[DATASET EXCERPTS]
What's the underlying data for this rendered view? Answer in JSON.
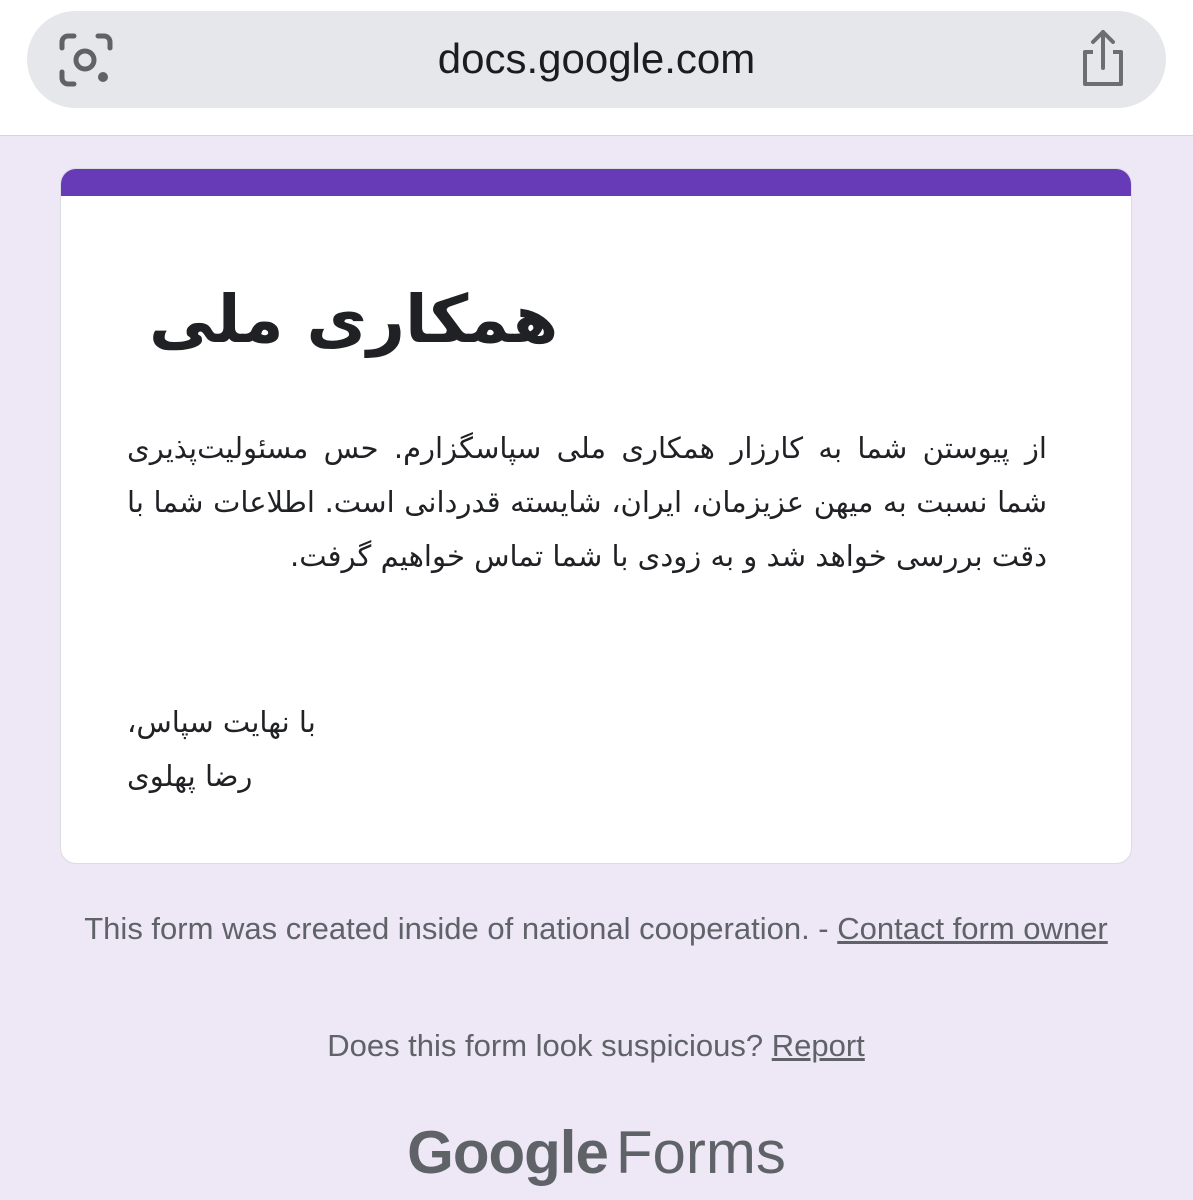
{
  "browser": {
    "url": "docs.google.com",
    "left_icon": "lens-icon",
    "right_icon": "share-icon"
  },
  "form": {
    "accent_color": "#673ab7",
    "background_color": "#ede7f6",
    "title": "همکاری ملی",
    "description": "از پیوستن شما به کارزار همکاری ملی سپاسگزارم. حس مسئولیت‌پذیری شما نسبت به میهن عزیزمان، ایران، شایسته قدردانی است. اطلاعات شما با دقت بررسی خواهد شد و به زودی با شما تماس خواهیم گرفت.",
    "closing": "با نهایت سپاس،",
    "signature": "رضا پهلوی"
  },
  "footer": {
    "created_text": "This form was created inside of national cooperation. - ",
    "contact_link": "Contact form owner",
    "suspicious_text": "Does this form look suspicious? ",
    "report_link": "Report",
    "brand_google": "Google",
    "brand_forms": "Forms"
  }
}
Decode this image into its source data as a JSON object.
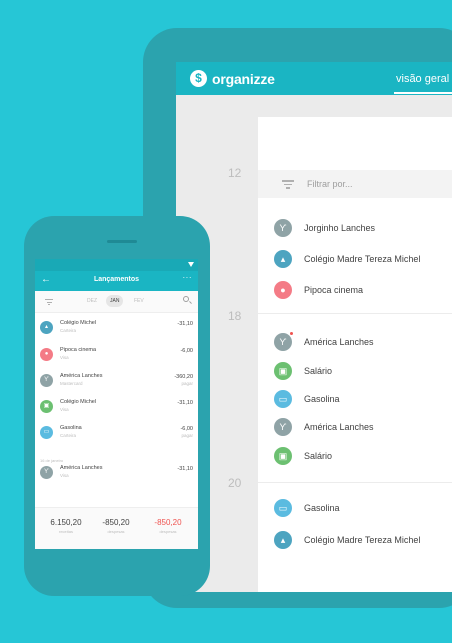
{
  "tablet": {
    "logo_mark": "$",
    "logo_text": "organizze",
    "nav_label": "visão geral",
    "days": [
      "12",
      "18",
      "20"
    ],
    "filter_placeholder": "Filtrar por...",
    "rows": [
      {
        "label": "Jorginho Lanches",
        "icon": "fork-knife-icon",
        "glyph": "ϒ",
        "color": "#8fa3a6"
      },
      {
        "label": "Colégio Madre Tereza Michel",
        "icon": "graduation-cap-icon",
        "glyph": "▴",
        "color": "#4da4c0"
      },
      {
        "label": "Pipoca cinema",
        "icon": "person-icon",
        "glyph": "●",
        "color": "#f47b86"
      },
      {
        "label": "América Lanches",
        "icon": "fork-knife-icon",
        "glyph": "ϒ",
        "color": "#8fa3a6"
      },
      {
        "label": "Salário",
        "icon": "money-icon",
        "glyph": "▣",
        "color": "#6cc071"
      },
      {
        "label": "Gasolina",
        "icon": "car-icon",
        "glyph": "▭",
        "color": "#5bbbe0"
      },
      {
        "label": "América Lanches",
        "icon": "fork-knife-icon",
        "glyph": "ϒ",
        "color": "#8fa3a6"
      },
      {
        "label": "Salário",
        "icon": "money-icon",
        "glyph": "▣",
        "color": "#6cc071"
      },
      {
        "label": "Gasolina",
        "icon": "car-icon",
        "glyph": "▭",
        "color": "#5bbbe0"
      },
      {
        "label": "Colégio Madre Tereza Michel",
        "icon": "graduation-cap-icon",
        "glyph": "▴",
        "color": "#4da4c0"
      }
    ]
  },
  "phone": {
    "back_glyph": "←",
    "title": "Lançamentos",
    "more_glyph": "···",
    "months": [
      "DEZ",
      "JAN",
      "FEV"
    ],
    "selected_month": "JAN",
    "rows": [
      {
        "name": "Colégio Michel",
        "sub": "Carteira",
        "value": "-31,10",
        "value_sub": "",
        "icon": "graduation-cap-icon",
        "glyph": "▴",
        "color": "#4da4c0"
      },
      {
        "name": "Pipoca cinema",
        "sub": "Visa",
        "value": "-6,00",
        "value_sub": "",
        "icon": "person-icon",
        "glyph": "●",
        "color": "#f47b86"
      },
      {
        "name": "América Lanches",
        "sub": "Mastercard",
        "value": "-360,20",
        "value_sub": "pagar",
        "icon": "fork-knife-icon",
        "glyph": "ϒ",
        "color": "#8fa3a6"
      },
      {
        "name": "Colégio Michel",
        "sub": "Visa",
        "value": "-31,10",
        "value_sub": "",
        "icon": "money-icon",
        "glyph": "▣",
        "color": "#6cc071"
      },
      {
        "name": "Gasolina",
        "sub": "Carteira",
        "value": "-6,00",
        "value_sub": "pagar",
        "icon": "car-icon",
        "glyph": "▭",
        "color": "#5bbbe0"
      },
      {
        "name": "América Lanches",
        "sub": "Visa",
        "value": "-31,10",
        "value_sub": "",
        "icon": "fork-knife-icon",
        "glyph": "ϒ",
        "color": "#8fa3a6"
      }
    ],
    "date_label": "16 de janeiro",
    "footer": [
      {
        "value": "6.150,20",
        "label": "receitas",
        "color": "#424242"
      },
      {
        "value": "-850,20",
        "label": "despesas",
        "color": "#424242"
      },
      {
        "value": "-850,20",
        "label": "despesas",
        "color": "#ef5350"
      }
    ]
  }
}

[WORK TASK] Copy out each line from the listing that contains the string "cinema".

[PROBLEM SOLUTION]
        "label": "Pipoca cinema",
        "name": "Pipoca cinema",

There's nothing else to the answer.